There are a large number of structures in the neck there ranging from thyroid glands, nerves, salivary glands and even lymph nodes. Illness, disease or irritation can all cause swelling or issues there. You may also see additional symptoms such as trouble swallowing, drooling, lethargy or changes in weight and appetite to help narrow down the cause of the lump. Testing via blood work or an X-ray may help to determine the cause and proper treatment.

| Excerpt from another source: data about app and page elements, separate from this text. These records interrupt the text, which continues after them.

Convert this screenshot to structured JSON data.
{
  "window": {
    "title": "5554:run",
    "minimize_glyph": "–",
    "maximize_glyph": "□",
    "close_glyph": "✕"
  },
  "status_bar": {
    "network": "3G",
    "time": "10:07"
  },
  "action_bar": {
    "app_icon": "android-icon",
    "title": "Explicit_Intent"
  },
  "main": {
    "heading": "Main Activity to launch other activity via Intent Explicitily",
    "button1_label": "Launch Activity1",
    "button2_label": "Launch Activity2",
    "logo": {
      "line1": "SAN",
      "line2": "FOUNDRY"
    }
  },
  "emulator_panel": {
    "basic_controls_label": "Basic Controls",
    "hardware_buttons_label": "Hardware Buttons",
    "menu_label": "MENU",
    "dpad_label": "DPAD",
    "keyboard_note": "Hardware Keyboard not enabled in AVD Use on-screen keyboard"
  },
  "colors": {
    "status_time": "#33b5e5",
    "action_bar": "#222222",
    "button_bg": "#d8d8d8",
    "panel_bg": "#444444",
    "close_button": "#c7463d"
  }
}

Lumps and bumps on the skin can also be caused by allergies such as an allergic reaction or sting, or even an abscess under the skin. Allergies are usually treated with an allergy medication to help stop the response and any itching or redness. Abscesses (cuts or scrapes that get infected and swell with fluid) are usually hot or painful to the touch and may ooze debris. These are usually drained at a vet, and then treated with antibiotics.

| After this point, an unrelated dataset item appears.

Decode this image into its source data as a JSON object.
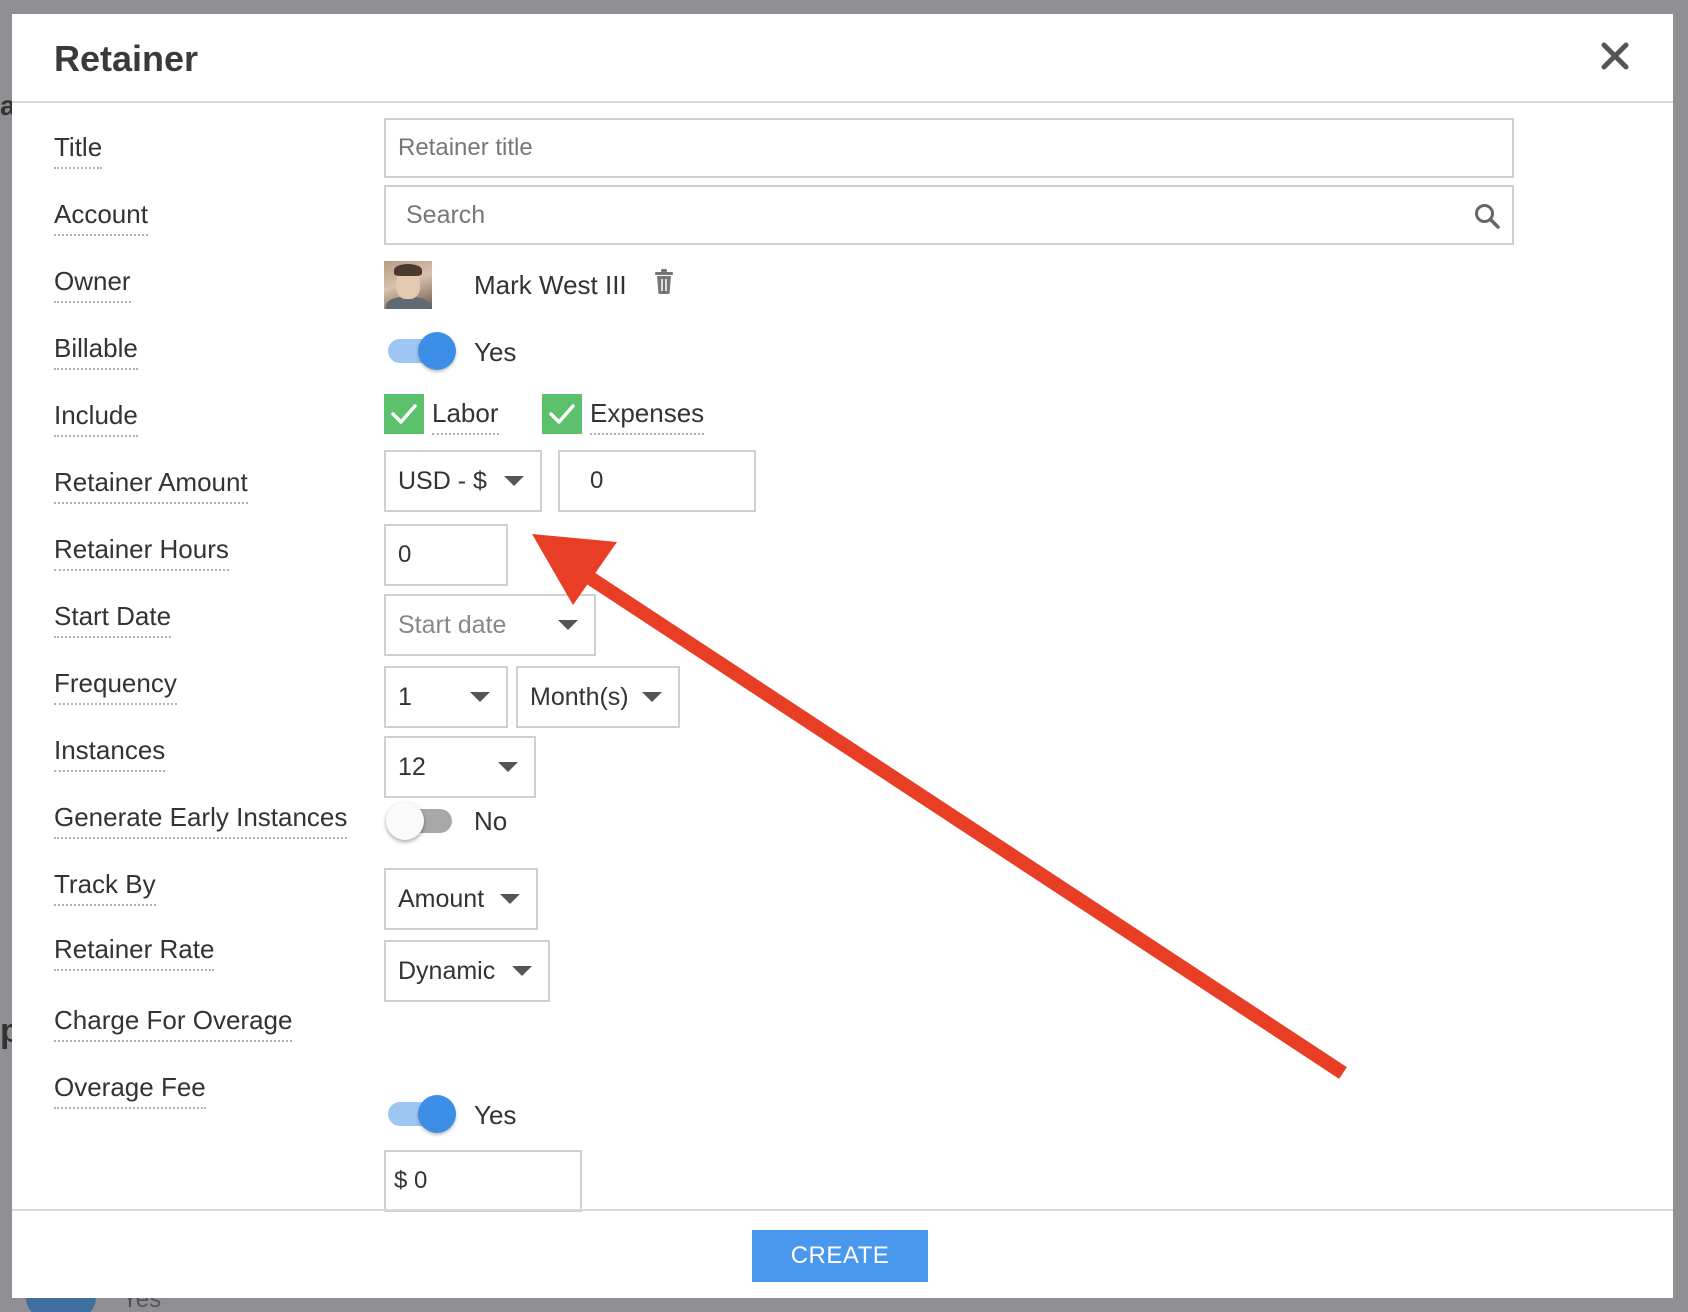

If the cause of the lump is not known, your vet may also recommend taking a sample of the lump to send to a Lab. This can help to determine what exactly is causing the lump and how to treat it.
You need to treat your home. If you use a pest control service, tell them you are having a flea problem and they can adjust their treatment. Use a premise spray that also contains an IGR, insect growth regulator. This keeps eggs and larvae from maturing into adults and helps break the life cycle. Also, vacuum EVERY DAY, throwing out the bag or emptying the canister every time into an outside receptacle and spraying the contents with insecticide to kill the fleas youâ€™ve vacuumed up.
Treat your yard, since fleas will hop a ride into your home on your pant leg without you knowing it. Concentrate on areas under bushes, in the shade. Fleas are less likely to be located in open sunny areas where it gets hot.
If chemicals are a problem, you can use borax. Sprinkle it into rugs, into corners and under furniture, use a broom to work it into the fibers and let it sit for hours, days even. It won’t hurt you or your pet. Then vacuum it up, reapply as needed. Food grade diatomaceous earth can be gotten from a health food store and worked into the rugs and corners in the same way. These treatments aren’t as fast and effective as chemical insecticides but they can help.
Be patient, you may have to repeat these steps multiple times 10-14 days apart to help break the flea life cycle.
If the lump is just a lipoma, treatment really depends on if it is affecting your dog (or you) at all. Lipomas tend to be benign and do not need removal unless they are bothersome to your pet or yourself. However, if they are, the usual treatment is to have the lump surgically removed. This usually removes the tumor completely, but in some cases, the lipoma may regrow in the same spot.